Every Wrangler model wears a 'Trail Rated' badge to signify its capability on the famed Rubicon trail, helped by standard skid plates and front and rear tow hooks. The Rubicon also adds heavy-gauge tubular steel rock rails to protect the sills.
Overall clearance has also been improved, with the Rubicon boasting a 44 degree approach angle (up 11), 27.8 degree breakover (up 5.8) [for the Sport, no figure yet quoted for the Unlimited] and 37 degree departure angle (up 9), with 277mm of ground clearance and 200mm of articulation.
Despite the longer wheelbases, Jeep claims that the turning circle measurements have also improved, which would help in tight off-road situations.
The existing 760mm wading depth has been retained, which is just 40mm short of the Ford Everest industry benchmark.
Jeep says that the JL is the most tested Wrangler ever, having accrued 6.3 million kilometres in testing across the USA, Brazil, Italy, India, China, and New Zealand, with final validation testing set to continue in Australia in 2018.
The first US deliveries of the new Wrangler are set for January, while an Australian arrival is expected some time in the third quarter.

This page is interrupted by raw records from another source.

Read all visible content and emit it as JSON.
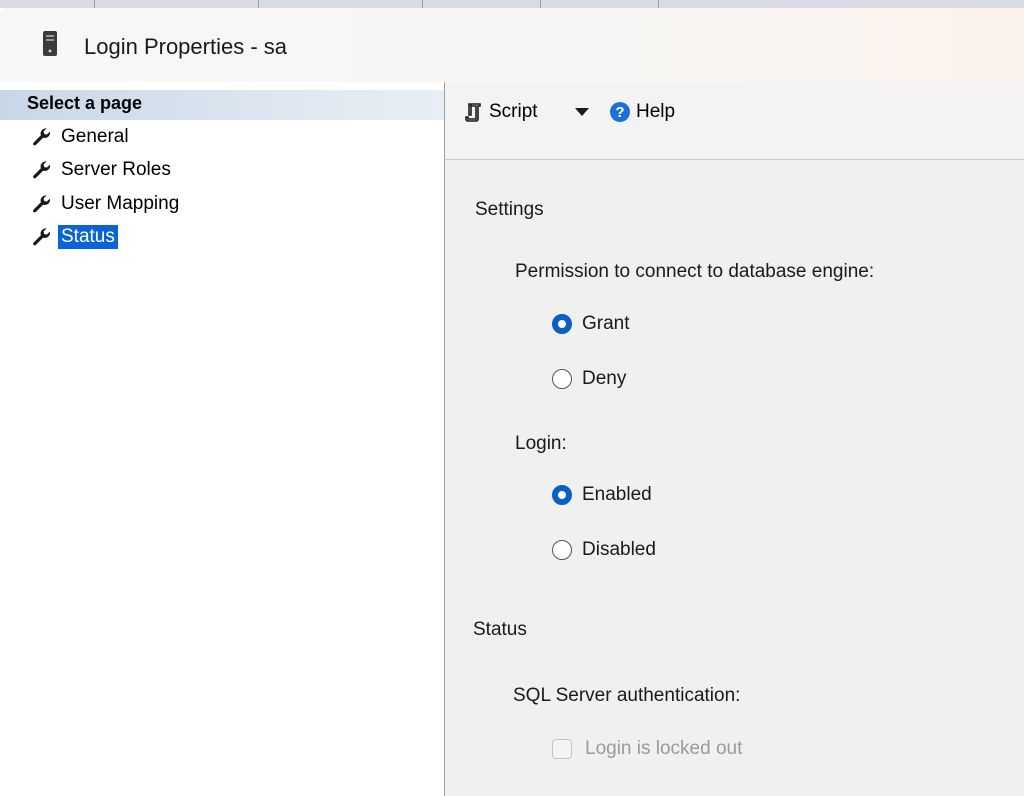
{
  "window": {
    "title": "Login Properties - sa",
    "icon": "server-icon"
  },
  "left_pane": {
    "header": "Select a page",
    "items": [
      {
        "label": "General",
        "icon": "wrench-icon",
        "selected": false
      },
      {
        "label": "Server Roles",
        "icon": "wrench-icon",
        "selected": false
      },
      {
        "label": "User Mapping",
        "icon": "wrench-icon",
        "selected": false
      },
      {
        "label": "Status",
        "icon": "wrench-icon",
        "selected": true
      }
    ],
    "selected_color": "#0a64d8"
  },
  "toolbar": {
    "script_label": "Script",
    "help_label": "Help",
    "help_icon_glyph": "?"
  },
  "settings": {
    "title": "Settings",
    "permission_label": "Permission to connect to database engine:",
    "permission_options": [
      {
        "label": "Grant",
        "checked": true
      },
      {
        "label": "Deny",
        "checked": false
      }
    ],
    "login_label": "Login:",
    "login_options": [
      {
        "label": "Enabled",
        "checked": true
      },
      {
        "label": "Disabled",
        "checked": false
      }
    ]
  },
  "status": {
    "title": "Status",
    "auth_label": "SQL Server authentication:",
    "locked_out_label": "Login is locked out",
    "locked_out_checked": false,
    "locked_out_enabled": false
  },
  "colors": {
    "accent": "#0a5fc4",
    "pane_background": "#f0f0f0",
    "header_gradient_start": "#c8d7e8"
  }
}
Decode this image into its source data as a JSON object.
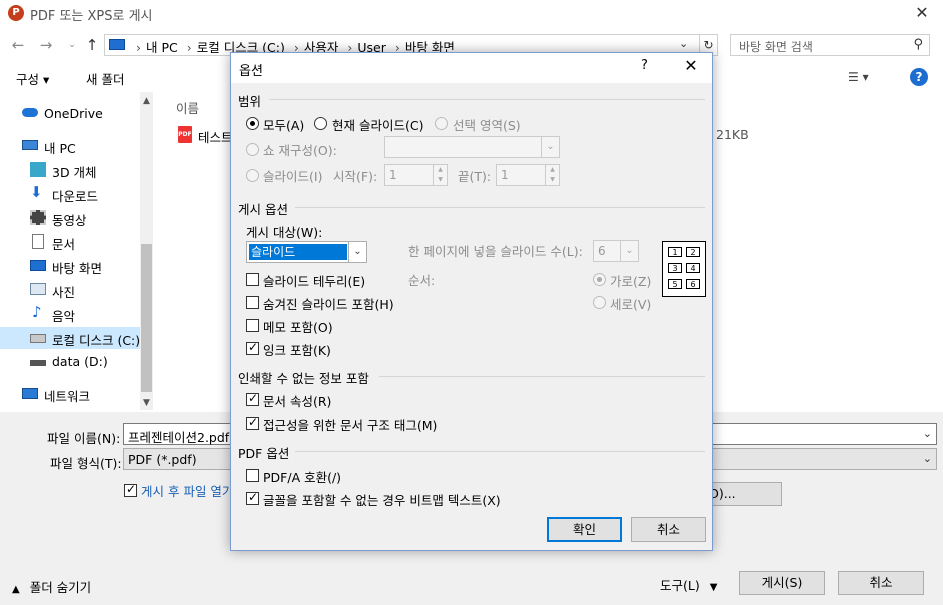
{
  "window": {
    "title": "PDF 또는 XPS로 게시",
    "app_icon": "P"
  },
  "nav": {
    "breadcrumbs": [
      "내 PC",
      "로컬 디스크 (C:)",
      "사용자",
      "User",
      "바탕 화면"
    ],
    "search_placeholder": "바탕 화면 검색"
  },
  "toolbar": {
    "organize": "구성 ▾",
    "new_folder": "새 폴더"
  },
  "sidebar": {
    "items": [
      {
        "label": "OneDrive"
      },
      {
        "label": "내 PC"
      },
      {
        "label": "3D 개체"
      },
      {
        "label": "다운로드"
      },
      {
        "label": "동영상"
      },
      {
        "label": "문서"
      },
      {
        "label": "바탕 화면"
      },
      {
        "label": "사진"
      },
      {
        "label": "음악"
      },
      {
        "label": "로컬 디스크 (C:)"
      },
      {
        "label": "data (D:)"
      },
      {
        "label": "네트워크"
      }
    ]
  },
  "filelist": {
    "header_name": "이름",
    "file_name": "테스트",
    "file_size": "21KB"
  },
  "bottom": {
    "filename_label": "파일 이름(N):",
    "filename_value": "프레젠테이션2.pdf",
    "filetype_label": "파일 형식(T):",
    "filetype_value": "PDF (*.pdf)",
    "open_after": "게시 후 파일 열기",
    "options_button_tail": "O)...",
    "hide_folders": "폴더 숨기기",
    "tools": "도구(L)",
    "publish": "게시(S)",
    "cancel": "취소"
  },
  "options": {
    "title": "옵션",
    "help": "?",
    "range": {
      "header": "범위",
      "all": "모두(A)",
      "current": "현재 슬라이드(C)",
      "selection": "선택 영역(S)",
      "custom_show": "쇼 재구성(O):",
      "slides": "슬라이드(I)",
      "from_label": "시작(F):",
      "from_value": "1",
      "to_label": "끝(T):",
      "to_value": "1"
    },
    "publish": {
      "header": "게시 옵션",
      "what_label": "게시 대상(W):",
      "what_value": "슬라이드",
      "frame": "슬라이드 테두리(E)",
      "hidden": "숨겨진 슬라이드 포함(H)",
      "comments": "메모 포함(O)",
      "ink": "잉크 포함(K)",
      "per_page_label": "한 페이지에 넣을 슬라이드 수(L):",
      "per_page_value": "6",
      "order_label": "순서:",
      "horizontal": "가로(Z)",
      "vertical": "세로(V)",
      "layout_cells": [
        "1",
        "2",
        "3",
        "4",
        "5",
        "6"
      ]
    },
    "nonprint": {
      "header": "인쇄할 수 없는 정보 포함",
      "doc_props": "문서 속성(R)",
      "struct_tags": "접근성을 위한 문서 구조 태그(M)"
    },
    "pdf": {
      "header": "PDF 옵션",
      "pdfa": "PDF/A 호환(/)",
      "bitmap": "글꼴을 포함할 수 없는 경우 비트맵 텍스트(X)"
    },
    "ok": "확인",
    "cancel": "취소"
  }
}
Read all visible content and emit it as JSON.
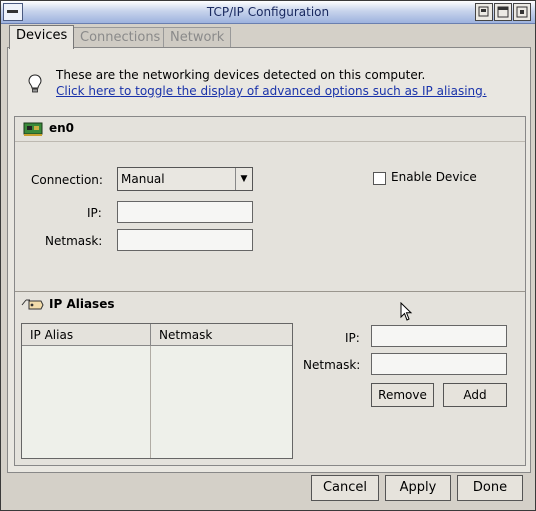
{
  "window": {
    "title": "TCP/IP Configuration",
    "tabs": [
      {
        "label": "Devices"
      },
      {
        "label": "Connections"
      },
      {
        "label": "Network"
      }
    ]
  },
  "info": {
    "text": "These are the networking devices detected on this computer.",
    "link": "Click here to toggle the display of advanced options such as IP aliasing."
  },
  "device": {
    "name": "en0",
    "connection_label": "Connection:",
    "connection_value": "Manual",
    "ip_label": "IP:",
    "ip_value": "",
    "netmask_label": "Netmask:",
    "netmask_value": "",
    "enable_label": "Enable Device",
    "enabled": false
  },
  "aliases": {
    "header": "IP Aliases",
    "columns": [
      "IP Alias",
      "Netmask"
    ],
    "rows": [],
    "ip_label": "IP:",
    "ip_value": "",
    "netmask_label": "Netmask:",
    "netmask_value": "",
    "remove_label": "Remove",
    "add_label": "Add"
  },
  "footer": {
    "cancel_label": "Cancel",
    "apply_label": "Apply",
    "done_label": "Done"
  }
}
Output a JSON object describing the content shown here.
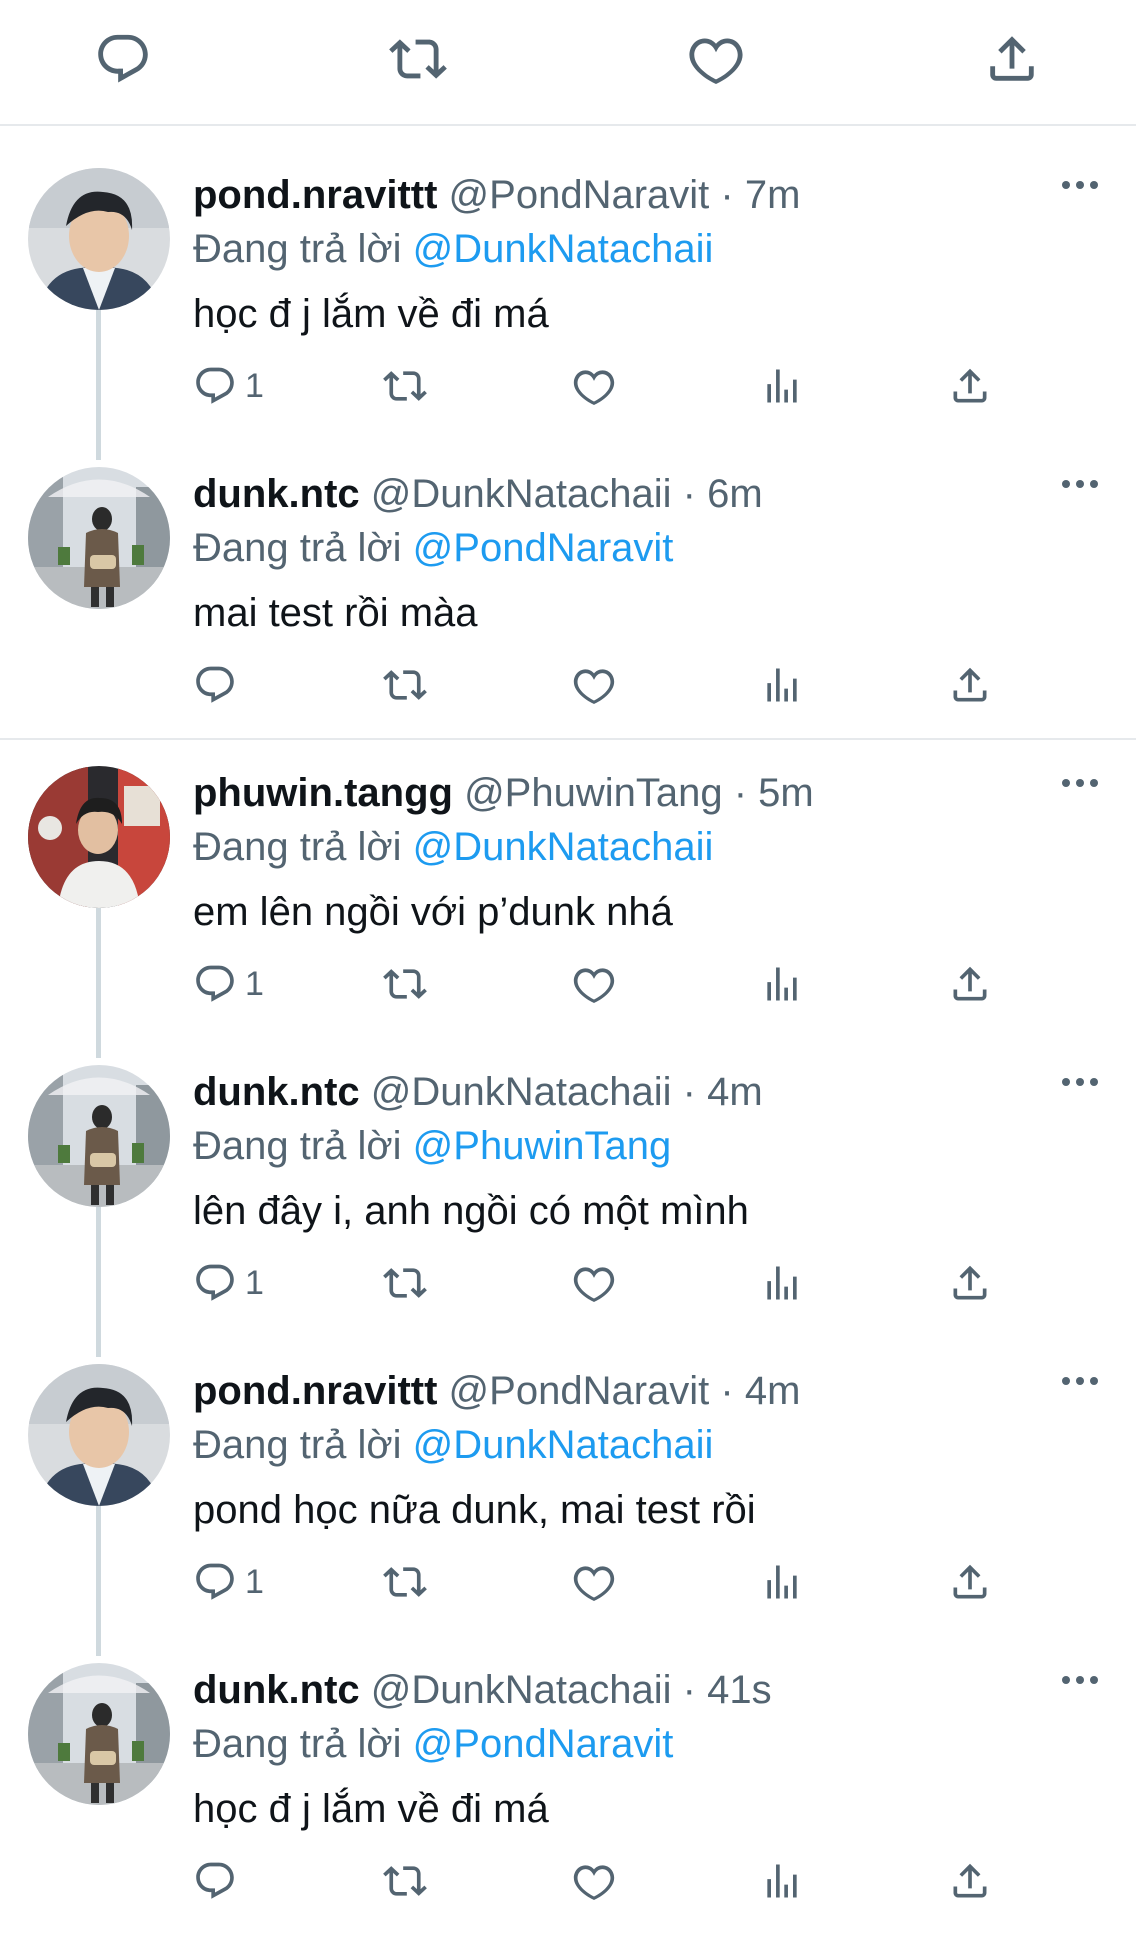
{
  "top_actions": {
    "reply": "reply-icon",
    "retweet": "retweet-icon",
    "like": "heart-icon",
    "share": "share-icon"
  },
  "colors": {
    "accent": "#1d9bf0",
    "text_primary": "#0f1419",
    "text_secondary": "#536471",
    "divider": "#e6e9ec"
  },
  "tweets": [
    {
      "name": "pond.nravittt",
      "handle": "@PondNaravit",
      "time": "· 7m",
      "replying_prefix": "Đang trả lời",
      "replying_to": "@DunkNatachaii",
      "text": "học đ j lắm về đi má",
      "reply_count": "1"
    },
    {
      "name": "dunk.ntc",
      "handle": "@DunkNatachaii",
      "time": "· 6m",
      "replying_prefix": "Đang trả lời",
      "replying_to": "@PondNaravit",
      "text": "mai test rồi màa",
      "reply_count": ""
    },
    {
      "name": "phuwin.tangg",
      "handle": "@PhuwinTang",
      "time": "· 5m",
      "replying_prefix": "Đang trả lời",
      "replying_to": "@DunkNatachaii",
      "text": "em lên ngồi với p’dunk nhá",
      "reply_count": "1"
    },
    {
      "name": "dunk.ntc",
      "handle": "@DunkNatachaii",
      "time": "· 4m",
      "replying_prefix": "Đang trả lời",
      "replying_to": "@PhuwinTang",
      "text": "lên đây i, anh ngồi có một mình",
      "reply_count": "1"
    },
    {
      "name": "pond.nravittt",
      "handle": "@PondNaravit",
      "time": "· 4m",
      "replying_prefix": "Đang trả lời",
      "replying_to": "@DunkNatachaii",
      "text": "pond học nữa dunk, mai test rồi",
      "reply_count": "1"
    },
    {
      "name": "dunk.ntc",
      "handle": "@DunkNatachaii",
      "time": "· 41s",
      "replying_prefix": "Đang trả lời",
      "replying_to": "@PondNaravit",
      "text": "học đ j lắm về đi má",
      "reply_count": ""
    }
  ]
}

Watch FCA Senior Exterior Designer, Steve Goodrich sketch the 2018 Jeep Wrangler: